▶ _Action item_
Images do not belong in the copy. Set down all the entries exactly.

[Records to process]

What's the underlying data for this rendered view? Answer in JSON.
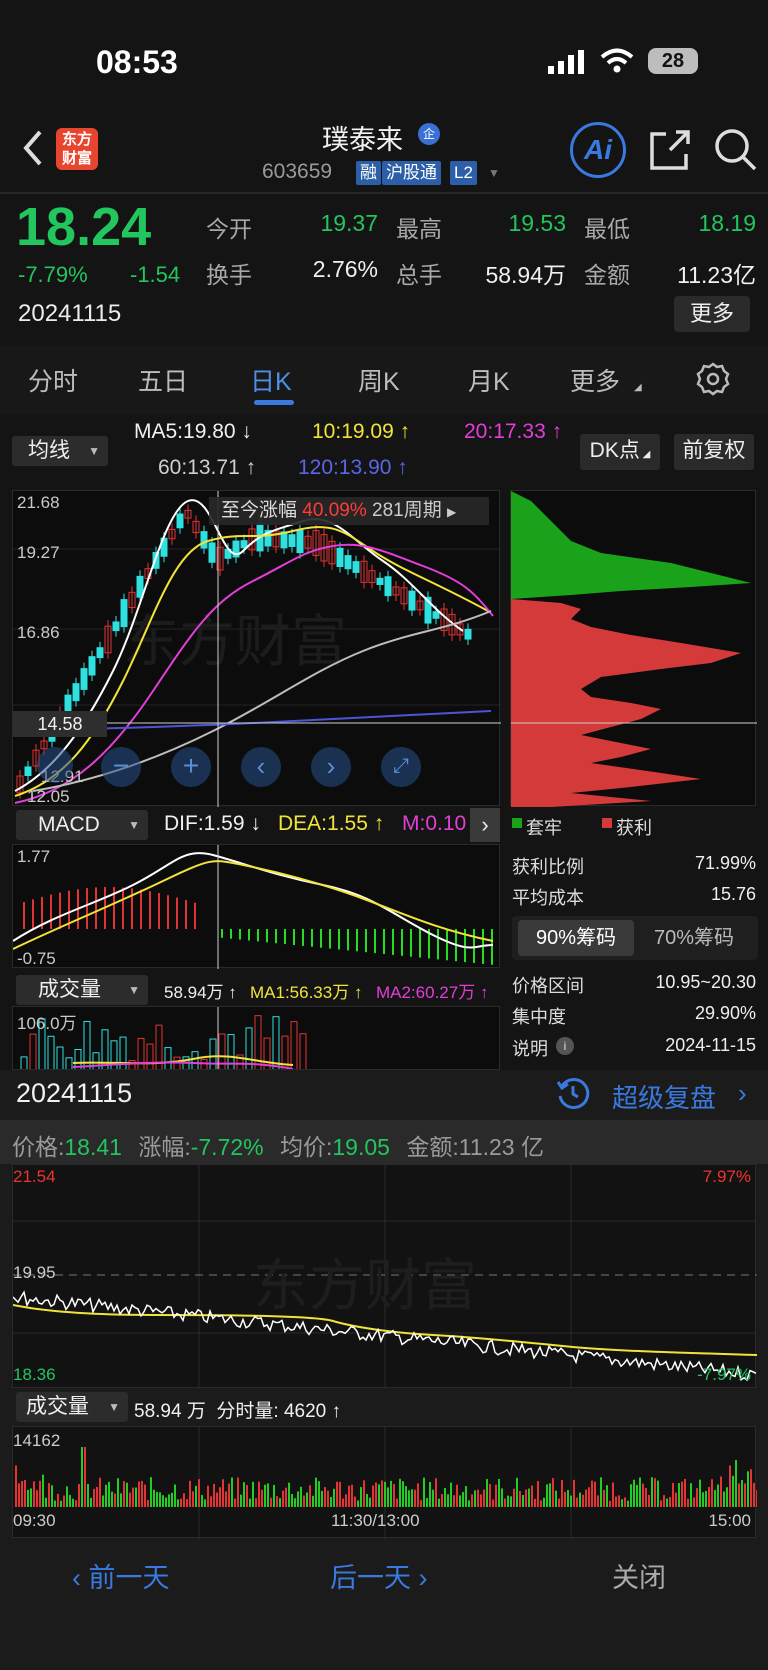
{
  "status": {
    "time": "08:53",
    "battery": "28"
  },
  "header": {
    "logo": "东方\n财富",
    "name": "璞泰来",
    "name_badge": "企",
    "code": "603659",
    "tags": [
      "融",
      "沪股通",
      "L2"
    ],
    "ai": "Ai"
  },
  "quote": {
    "price": "18.24",
    "change_pct": "-7.79%",
    "change": "-1.54",
    "date": "20241115",
    "open_label": "今开",
    "open": "19.37",
    "high_label": "最高",
    "high": "19.53",
    "low_label": "最低",
    "low": "18.19",
    "turnover_label": "换手",
    "turnover": "2.76%",
    "volume_label": "总手",
    "volume": "58.94万",
    "amount_label": "金额",
    "amount": "11.23亿",
    "more": "更多"
  },
  "tabs": [
    "分时",
    "五日",
    "日K",
    "周K",
    "月K",
    "更多"
  ],
  "indicators": {
    "ma_selector": "均线",
    "ma5": "MA5:19.80 ↓",
    "ma10": "10:19.09 ↑",
    "ma20": "20:17.33 ↑",
    "ma60": "60:13.71 ↑",
    "ma120": "120:13.90 ↑",
    "dk": "DK点",
    "adjust": "前复权"
  },
  "kchart": {
    "y_labels": [
      "21.68",
      "19.27",
      "16.86",
      "14.58",
      "12.91",
      "12.05"
    ],
    "crosshair_value": "14.58",
    "range_label": "至今涨幅",
    "range_value": "40.09%",
    "range_period": "281周期"
  },
  "macd": {
    "selector": "MACD",
    "dif": "DIF:1.59 ↓",
    "dea": "DEA:1.55 ↑",
    "m": "M:0.10",
    "y_top": "1.77",
    "y_bottom": "-0.75"
  },
  "volume": {
    "selector": "成交量",
    "vol": "58.94万 ↑",
    "ma1": "MA1:56.33万 ↑",
    "ma2": "MA2:60.27万 ↑",
    "y_top": "106.0万"
  },
  "chip": {
    "legend_trapped": "套牢",
    "legend_profit": "获利",
    "profit_ratio_label": "获利比例",
    "profit_ratio": "71.99%",
    "avg_cost_label": "平均成本",
    "avg_cost": "15.76",
    "tab90": "90%筹码",
    "tab70": "70%筹码",
    "range_label": "价格区间",
    "range": "10.95~20.30",
    "conc_label": "集中度",
    "conc": "29.90%",
    "note_label": "说明",
    "note": "2024-11-15"
  },
  "detail": {
    "date": "20241115",
    "replay": "超级复盘",
    "price_label": "价格:",
    "price": "18.41",
    "pct_label": "涨幅:",
    "pct": "-7.72%",
    "avg_label": "均价:",
    "avg": "19.05",
    "amt_label": "金额:",
    "amt": "11.23 亿",
    "y_top": "21.54",
    "y_mid": "19.95",
    "y_bottom": "18.36",
    "pct_top": "7.97%",
    "pct_bottom": "-7.97%",
    "vol_selector": "成交量",
    "vol_text": "58.94 万  分时量: 4620 ↑",
    "vol_max": "14162",
    "t_start": "09:30",
    "t_mid": "11:30/13:00",
    "t_end": "15:00"
  },
  "footer": {
    "prev": "‹ 前一天",
    "next": "后一天 ›",
    "close": "关闭"
  },
  "colors": {
    "up": "#e33333",
    "down": "#22c55e",
    "accent": "#3a7ae0",
    "ma5": "#ffffff",
    "ma10": "#f2e33a",
    "ma20": "#e33ed8",
    "ma60": "#bdbdbd",
    "ma120": "#4b55d6"
  }
}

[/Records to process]

▶ _Result_
What's the underlying data for this rendered view? Answer in JSON.
{
  "status": {
    "time": "08:53",
    "battery": "28"
  },
  "header": {
    "logo": "东方\n财富",
    "name": "璞泰来",
    "name_badge": "企",
    "code": "603659",
    "tags": [
      "融",
      "沪股通",
      "L2"
    ],
    "ai": "Ai"
  },
  "quote": {
    "price": "18.24",
    "change_pct": "-7.79%",
    "change": "-1.54",
    "date": "20241115",
    "open_label": "今开",
    "open": "19.37",
    "high_label": "最高",
    "high": "19.53",
    "low_label": "最低",
    "low": "18.19",
    "turnover_label": "换手",
    "turnover": "2.76%",
    "volume_label": "总手",
    "volume": "58.94万",
    "amount_label": "金额",
    "amount": "11.23亿",
    "more": "更多"
  },
  "tabs": [
    "分时",
    "五日",
    "日K",
    "周K",
    "月K",
    "更多"
  ],
  "indicators": {
    "ma_selector": "均线",
    "ma5": "MA5:19.80 ↓",
    "ma10": "10:19.09 ↑",
    "ma20": "20:17.33 ↑",
    "ma60": "60:13.71 ↑",
    "ma120": "120:13.90 ↑",
    "dk": "DK点",
    "adjust": "前复权"
  },
  "kchart": {
    "y_labels": [
      "21.68",
      "19.27",
      "16.86",
      "14.58",
      "12.91",
      "12.05"
    ],
    "crosshair_value": "14.58",
    "range_label": "至今涨幅",
    "range_value": "40.09%",
    "range_period": "281周期"
  },
  "macd": {
    "selector": "MACD",
    "dif": "DIF:1.59 ↓",
    "dea": "DEA:1.55 ↑",
    "m": "M:0.10",
    "y_top": "1.77",
    "y_bottom": "-0.75"
  },
  "volume": {
    "selector": "成交量",
    "vol": "58.94万 ↑",
    "ma1": "MA1:56.33万 ↑",
    "ma2": "MA2:60.27万 ↑",
    "y_top": "106.0万"
  },
  "chip": {
    "legend_trapped": "套牢",
    "legend_profit": "获利",
    "profit_ratio_label": "获利比例",
    "profit_ratio": "71.99%",
    "avg_cost_label": "平均成本",
    "avg_cost": "15.76",
    "tab90": "90%筹码",
    "tab70": "70%筹码",
    "range_label": "价格区间",
    "range": "10.95~20.30",
    "conc_label": "集中度",
    "conc": "29.90%",
    "note_label": "说明",
    "note": "2024-11-15"
  },
  "detail": {
    "date": "20241115",
    "replay": "超级复盘",
    "price_label": "价格:",
    "price": "18.41",
    "pct_label": "涨幅:",
    "pct": "-7.72%",
    "avg_label": "均价:",
    "avg": "19.05",
    "amt_label": "金额:",
    "amt": "11.23 亿",
    "y_top": "21.54",
    "y_mid": "19.95",
    "y_bottom": "18.36",
    "pct_top": "7.97%",
    "pct_bottom": "-7.97%",
    "vol_selector": "成交量",
    "vol_text": "58.94 万  分时量: 4620 ↑",
    "vol_max": "14162",
    "t_start": "09:30",
    "t_mid": "11:30/13:00",
    "t_end": "15:00"
  },
  "footer": {
    "prev": "‹ 前一天",
    "next": "后一天 ›",
    "close": "关闭"
  },
  "colors": {
    "up": "#e33333",
    "down": "#22c55e",
    "accent": "#3a7ae0",
    "ma5": "#ffffff",
    "ma10": "#f2e33a",
    "ma20": "#e33ed8",
    "ma60": "#bdbdbd",
    "ma120": "#4b55d6"
  }
}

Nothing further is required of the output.